VASSAL is the best game engine for PC building and playing online adaptations of board games and card games. Play live on the Internet or by email. It runs on all platforms and is free, open-source software.
VASSAL is a free engine for building and playing games with Internet-capable versions of turn-based, human-vs-human games. Players move and manipulate game pieces via the mouse while typing accompanying text. Moves can be recorded into a log file and stepped through one at a time for email play. During live Internet play, all moves and text are automatically broadcast to other players in real-time. Combining a live VASSAL Game Engine for pc that handle session with a third-party Internet voice-chat tool (such as NetMeeting or TeamSpeak) allows you to play with people around the world at very close to the face-to-face pace.

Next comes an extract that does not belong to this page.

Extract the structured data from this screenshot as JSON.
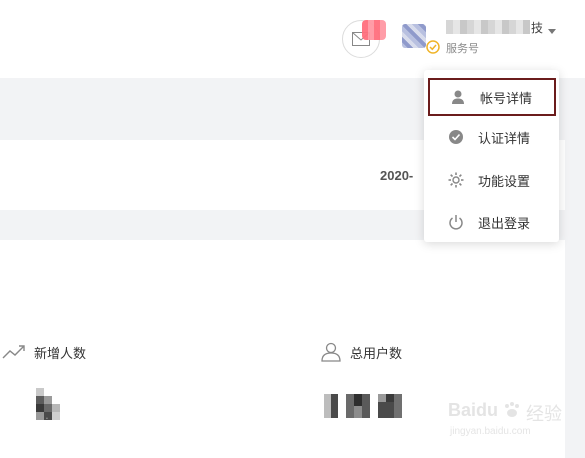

What distinguishes VASSAL from other board gaming tools?
- Play in real-time over a live Internet connection or via email
- Switch between email and live play any number of times during the course of a game
- 100% Java application runs on any platform
- Intuitive drag-and-drop and menu-driven interface with many keyboard shortcuts
- Auto-report feature reports customizable messages automatically in response to every move
- Customizable maps: define the number of map windows, each with its own set of tools. Even define your own icons for the toolbar.
- Customizable counters: define a different right-click menu, with nested menus, for each counter. Define your own keyboard shortcuts.
- Customizable help files: define your own HTML-based online help pages. Define your own charts and tables for reference during play. Even write your own interactive tutorials.
- Advanced counter definitions: rotate to any number of facings, n-sided, combined layers, arbitrary shapes, text labels in customizable fonts and colors, property sheets.
- Limited information capability: pieces that hide their identity or turn completely invisible. Map windows can be hidden from other players.
- Import any GIF/JPG/PNG graphics file for your maps and counters
- Modular, extensible design with open-source Java codebase
VASSAL’s interface is the simplest and most intuitive you’ll find. To move a piece, simply click and drag. When connected to the server, you’ll see your opponent’s pieces move on your screen in real-time. You can also watch other people’s games in progress without participating. Games with any number of players are supported.
VASSAL modules are highly customizable, allowing you to select exactly the features that make sense for your game. For example, you can organize the playing pieces into windows with any combination of tabs, pull-down menus, and scroll lists.
Game Pieces are the most customizable aspect of a VASSAL module. Each piece will have its own right-click menu of actions specific for that piece type with keyboard shortcuts for each entry. Import your own graphics from any source in standard formats. When defining your pieces, you choose from a comprehensive list of traits that can be combined in almost unlimited ways.
What games can I play using Vassal?
Hundreds of board games have been converted for use with Vassal, so there’s a good chance that you’ll find the games you own in there module library already. If there is not yet a Vassal module for your favorite game, you can use the Vassal Editor to build your own module, and should you run into trouble, help is only a click away in their forum.
Pros And Cons of Vassal Game Engine
|Many hundreds of games available||Variable game module quality|
|You can play alone or on the Net||Messy interface|
|Multiplatform (Windows, Mac and Linux)
||Few users on the net|
|Abundant online documentation
|Operating System||Windows 7/8/10|
Official Video Intro Vassal Game Engine
- Board Game Arena
- Tabletop Simulator
- Boardgame Lab
Vassal Game Engine Overview
|Software Name||Vassal Game Engine Software For Windows V 3.5.8|
|File Size||58.6 MB|
|Languages||English, Italian, French, Spanish, Polish, Chinese, German, Japanese|
VASSAL Game Engine For PC is no way an adequate substitute for the real experience of playing any board game, but as luck would have it, it is there to at least cover the player availability aspect of board gaming. The interface has been well implemented, although much of it depends on how a module is using it. The server status page is much appreciated.